> [Required work]: For the string "screenshot", search the entries below and copy every line where it appears.

Records contained in a dataset:
:::
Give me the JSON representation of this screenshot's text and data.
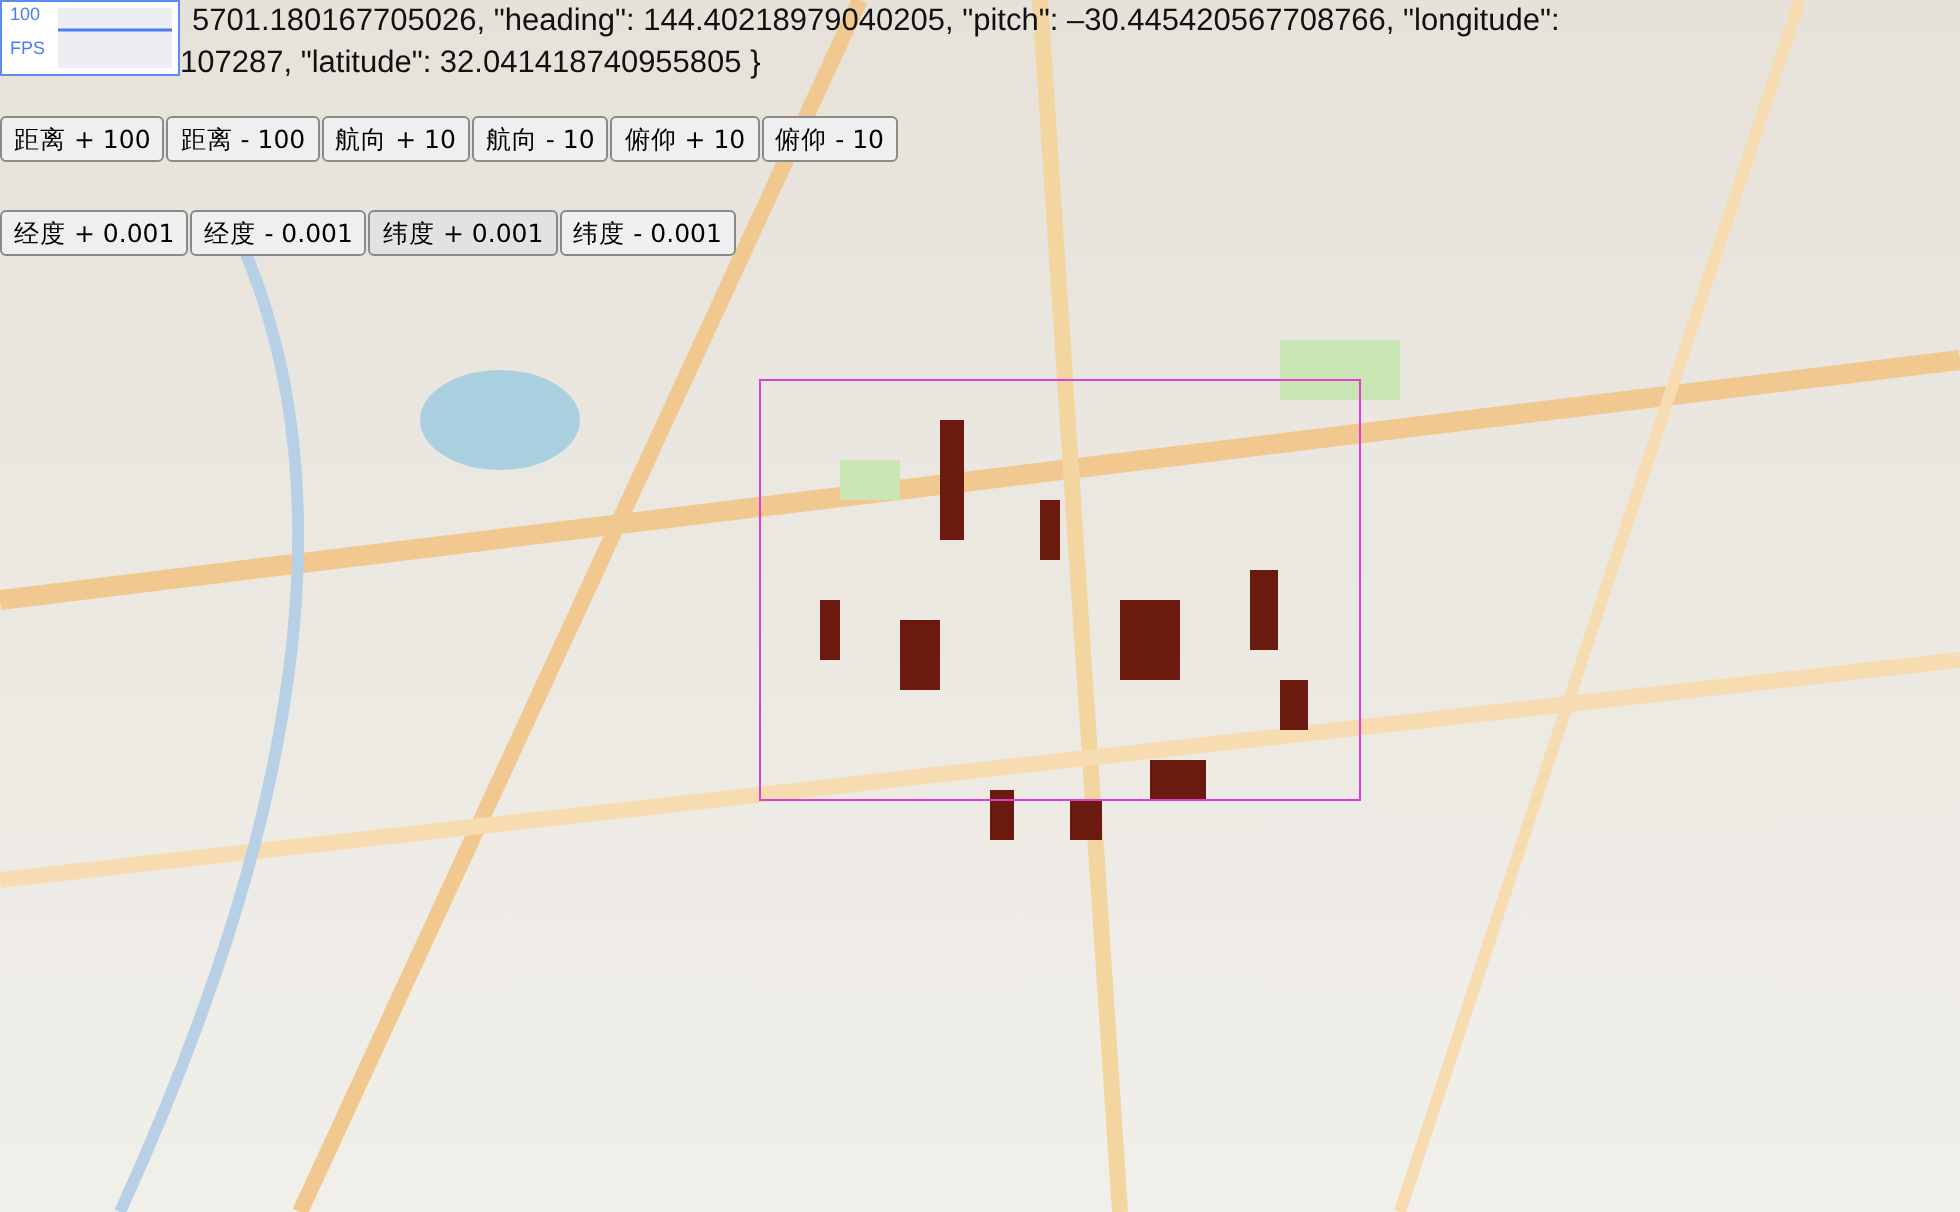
{
  "fps_panel": {
    "max_label": "100",
    "unit_label": "FPS"
  },
  "camera_info": [
    "5701.180167705026, \"heading\": 144.40218979040205, \"pitch\": –30.445420567708766, \"longitude\":",
    "107287, \"latitude\": 32.041418740955805 }"
  ],
  "button_rows": [
    [
      {
        "label": "距离 + 100",
        "hovered": false
      },
      {
        "label": "距离 - 100",
        "hovered": false
      },
      {
        "label": "航向 + 10",
        "hovered": false
      },
      {
        "label": "航向 - 10",
        "hovered": false
      },
      {
        "label": "俯仰 + 10",
        "hovered": false
      },
      {
        "label": "俯仰 - 10",
        "hovered": false
      }
    ],
    [
      {
        "label": "经度 + 0.001",
        "hovered": false
      },
      {
        "label": "经度 - 0.001",
        "hovered": false
      },
      {
        "label": "纬度 + 0.001",
        "hovered": true
      },
      {
        "label": "纬度 - 0.001",
        "hovered": false
      }
    ]
  ]
}
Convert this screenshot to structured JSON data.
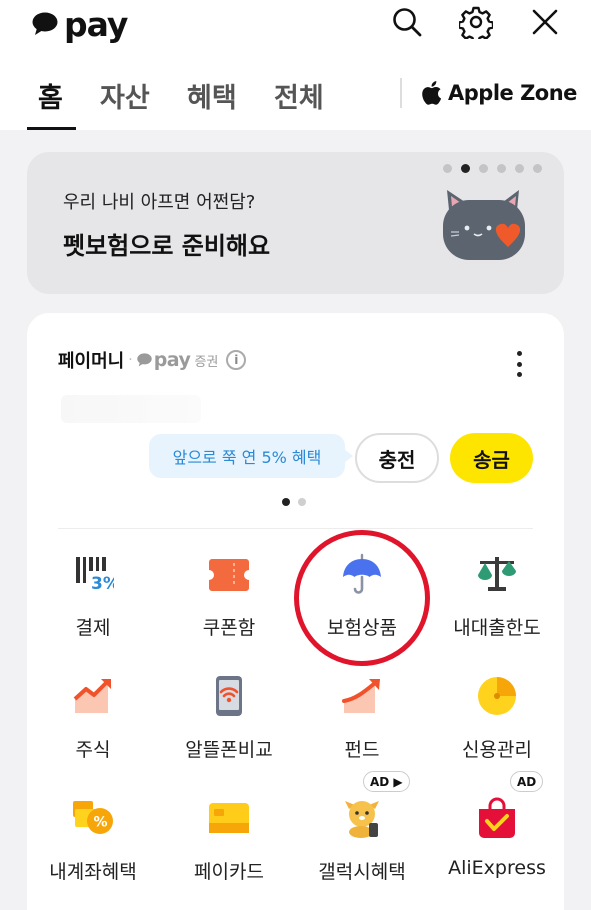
{
  "header": {
    "logo_text": "pay",
    "icons": [
      "search-icon",
      "gear-icon",
      "close-icon"
    ]
  },
  "tabs": [
    {
      "label": "홈",
      "active": true
    },
    {
      "label": "자산",
      "active": false
    },
    {
      "label": "혜택",
      "active": false
    },
    {
      "label": "전체",
      "active": false
    }
  ],
  "apple_zone": {
    "label": "Apple Zone"
  },
  "banner": {
    "subtitle": "우리 나비 아프면 어쩐담?",
    "title": "펫보험으로 준비해요",
    "pages": 6,
    "current_page": 2
  },
  "pay_money": {
    "label": "페이머니",
    "sep": "·",
    "brand": "pay",
    "securities": "증권",
    "info": "i",
    "tooltip": "앞으로 쭉 연 5% 혜택",
    "charge_label": "충전",
    "send_label": "송금",
    "pages": 2,
    "current_page": 1
  },
  "menu": [
    {
      "label": "결제",
      "icon": "payment-barcode-icon"
    },
    {
      "label": "쿠폰함",
      "icon": "coupon-icon"
    },
    {
      "label": "보험상품",
      "icon": "umbrella-icon"
    },
    {
      "label": "내대출한도",
      "icon": "scale-icon"
    },
    {
      "label": "주식",
      "icon": "stock-chart-icon"
    },
    {
      "label": "알뜰폰비교",
      "icon": "phone-compare-icon"
    },
    {
      "label": "펀드",
      "icon": "fund-chart-icon"
    },
    {
      "label": "신용관리",
      "icon": "credit-gauge-icon"
    },
    {
      "label": "내계좌혜택",
      "icon": "account-benefit-icon"
    },
    {
      "label": "페이카드",
      "icon": "pay-card-icon"
    },
    {
      "label": "갤럭시혜택",
      "icon": "galaxy-benefit-icon",
      "badge": "AD ▶"
    },
    {
      "label": "AliExpress",
      "icon": "aliexpress-bag-icon",
      "badge": "AD"
    }
  ],
  "colors": {
    "brand_yellow": "#fee500",
    "annotation_red": "#e0142a",
    "tooltip_blue": "#2a8ad6"
  }
}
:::
> [Expected output]:
Give me the JSON representation of this screenshot's text and data.
Convert this screenshot to structured JSON data.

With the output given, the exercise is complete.